Q. I am having a problem in my English classes with young students who forget vocabulary or grammar if it is not constantly reviewed. It is easy to review all of the English previously gone over with newer classes, but it gets more difficult with classes that I have been teaching for a long time. I am trying to strike the perfect balance for my students between reviewing old concepts and teaching new ones. What do you recommend?
A. The challenge you face is a strategic one English teachers of all levels encounter in Japan, namely how to keep English alive in the minds of the students after we have taught it.
Since Japan is an EFL (English as a foreign language) society, this is an issue of concern because unfortunately our students have very limited exposure to English outside the classroom.
The mistake that most teacher makes is limiting review to an activity that begins and ends at the start of class. Instead, I would suggest recycling as a never-ending process; teachers can constantly recycle concepts via various activities throughout the lesson in interesting ways.
For example, language can be recycled while taking attendance by asking a simple question of each student. After calling a student’s name, the teacher can ask, ” What did you eat for breakfast this morning?” to recycle past-tense verbs. Other methods for recycling might be warm-ups, self-introductions and pair work.
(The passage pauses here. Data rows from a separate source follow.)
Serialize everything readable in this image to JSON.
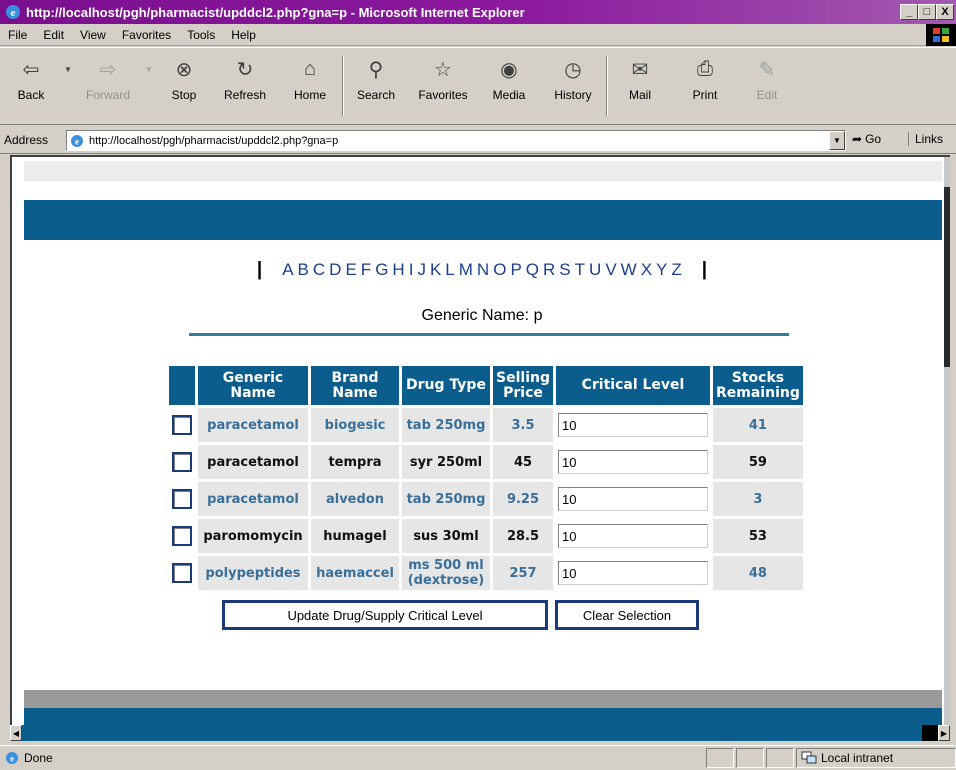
{
  "window": {
    "title": "http://localhost/pgh/pharmacist/upddcl2.php?gna=p - Microsoft Internet Explorer",
    "controls": [
      "_",
      "□",
      "X"
    ]
  },
  "menu": [
    "File",
    "Edit",
    "View",
    "Favorites",
    "Tools",
    "Help"
  ],
  "toolbar": {
    "back": "Back",
    "forward": "Forward",
    "stop": "Stop",
    "refresh": "Refresh",
    "home": "Home",
    "search": "Search",
    "favorites": "Favorites",
    "media": "Media",
    "history": "History",
    "mail": "Mail",
    "print": "Print",
    "edit": "Edit"
  },
  "address": {
    "label": "Address",
    "url": "http://localhost/pgh/pharmacist/upddcl2.php?gna=p",
    "go": "Go",
    "links": "Links"
  },
  "page": {
    "alphabet": [
      "A",
      "B",
      "C",
      "D",
      "E",
      "F",
      "G",
      "H",
      "I",
      "J",
      "K",
      "L",
      "M",
      "N",
      "O",
      "P",
      "Q",
      "R",
      "S",
      "T",
      "U",
      "V",
      "W",
      "X",
      "Y",
      "Z"
    ],
    "generic_name_label": "Generic Name: p",
    "table": {
      "headers": {
        "generic": "Generic Name",
        "brand": "Brand Name",
        "type": "Drug Type",
        "price": "Selling Price",
        "critical": "Critical Level",
        "stocks": "Stocks Remaining"
      },
      "rows": [
        {
          "generic": "paracetamol",
          "brand": "biogesic",
          "type": "tab 250mg",
          "price": "3.5",
          "critical": "10",
          "stocks": "41"
        },
        {
          "generic": "paracetamol",
          "brand": "tempra",
          "type": "syr 250ml",
          "price": "45",
          "critical": "10",
          "stocks": "59"
        },
        {
          "generic": "paracetamol",
          "brand": "alvedon",
          "type": "tab 250mg",
          "price": "9.25",
          "critical": "10",
          "stocks": "3"
        },
        {
          "generic": "paromomycin",
          "brand": "humagel",
          "type": "sus 30ml",
          "price": "28.5",
          "critical": "10",
          "stocks": "53"
        },
        {
          "generic": "polypeptides",
          "brand": "haemaccel",
          "type": "ms 500 ml (dextrose)",
          "price": "257",
          "critical": "10",
          "stocks": "48"
        }
      ]
    },
    "buttons": {
      "update": "Update Drug/Supply Critical Level",
      "clear": "Clear Selection"
    }
  },
  "status": {
    "text": "Done",
    "zone": "Local intranet"
  },
  "colors": {
    "titlebar": "#8c1a9e",
    "brand_blue": "#0b5d8e",
    "link_blue": "#1b3f8f"
  }
}
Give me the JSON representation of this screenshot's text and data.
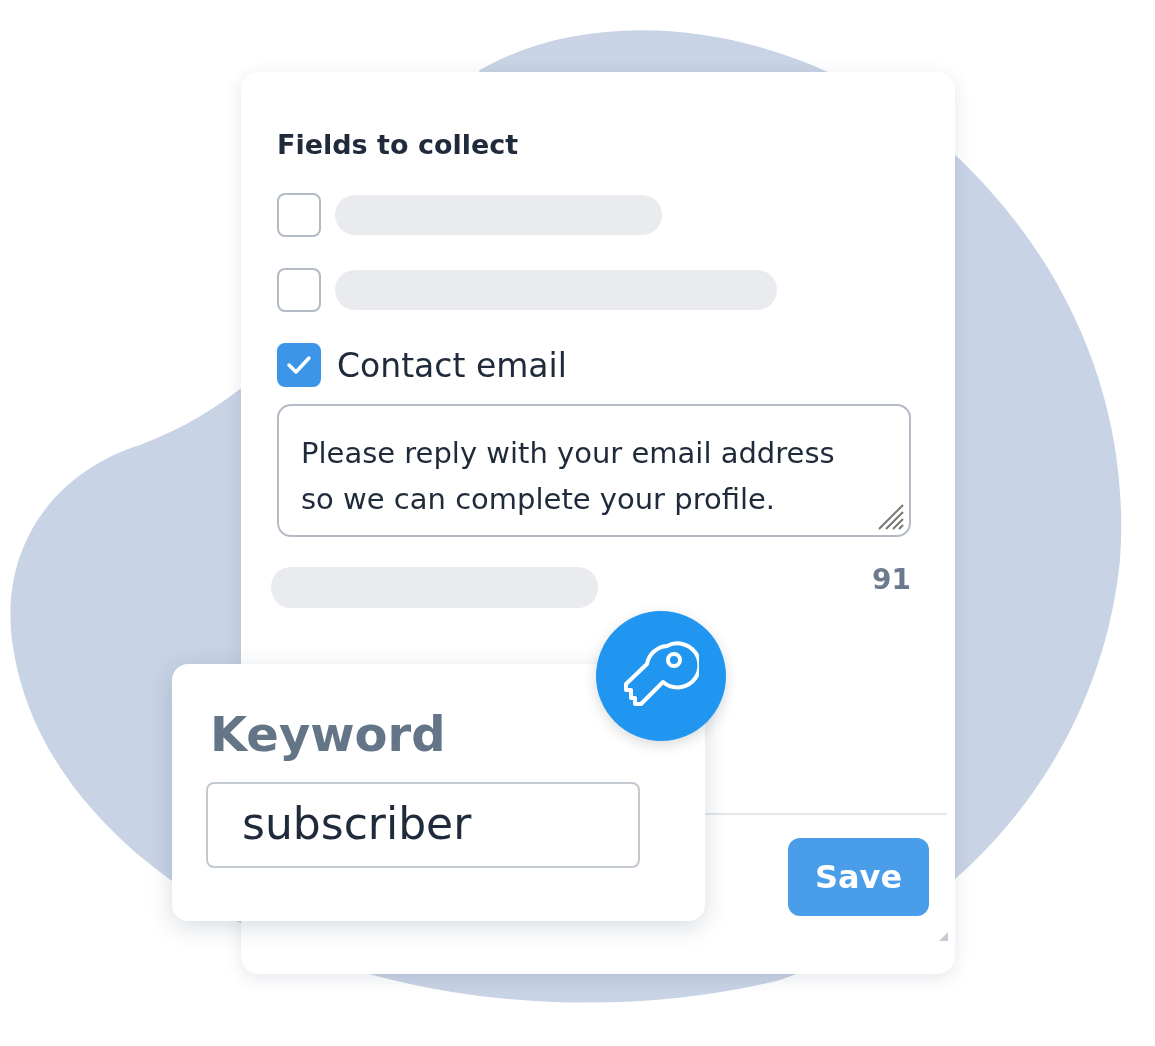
{
  "form": {
    "title": "Fields to collect",
    "fields": [
      {
        "kind": "placeholder",
        "checked": false
      },
      {
        "kind": "placeholder",
        "checked": false
      },
      {
        "kind": "labeled",
        "label": "Contact email",
        "checked": true
      }
    ],
    "message": {
      "value": "Please reply with your email address so we can complete your profile."
    },
    "counter": "91",
    "save_button": "Save"
  },
  "keyword": {
    "label": "Keyword",
    "value": "subscriber"
  }
}
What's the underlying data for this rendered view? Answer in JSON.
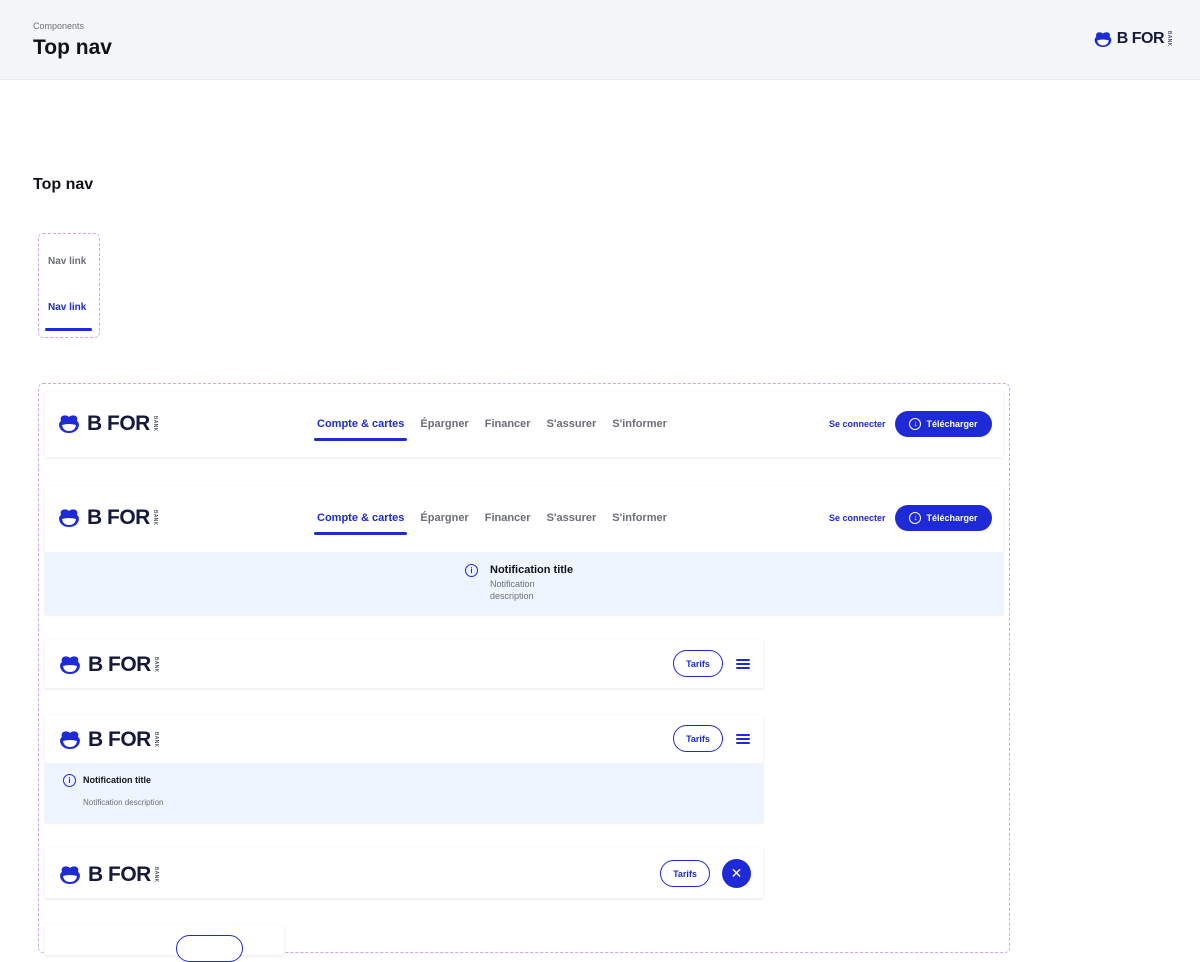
{
  "header": {
    "breadcrumb": "Components",
    "title": "Top nav",
    "brand": {
      "name": "B FOR",
      "sub": "BANK"
    }
  },
  "section": {
    "title": "Top nav"
  },
  "nav_link_states": [
    {
      "label": "Nav link",
      "state": "default"
    },
    {
      "label": "Nav link",
      "state": "active"
    }
  ],
  "brand": {
    "name": "B FOR",
    "sub": "BANK",
    "color": "#151a3d"
  },
  "colors": {
    "accent": "#1e2ad6",
    "notification_bg": "#eff5fe",
    "frame": "#c9a6f2"
  },
  "desktop_nav": {
    "menu": [
      "Compte & cartes",
      "Épargner",
      "Financer",
      "S'assurer",
      "S'informer"
    ],
    "active_index": 0,
    "login": "Se connecter",
    "download": "Télécharger",
    "download_icon": "download-circle-icon"
  },
  "desktop_notification": {
    "title": "Notification title",
    "description": "Notification description",
    "icon": "info-icon"
  },
  "mobile_nav": {
    "tarifs": "Tarifs",
    "menu_icon": "hamburger-icon",
    "close_icon": "close-icon"
  },
  "mobile_notification": {
    "title": "Notification title",
    "description": "Notification description",
    "icon": "info-icon"
  }
}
Blackboard examples can recycle vocabulary. The acts of entering and leaving the classroom can be used as tools for recycling questions and answers reflecting grammar points in class; the teacher can ask at the door, “How many people are there in your family?” to which the students would answer, “There are …”
I believe the four R’s-reviewing, repeating, recycling and reinforcement-are the greatest services an English teacher can give students in Japan.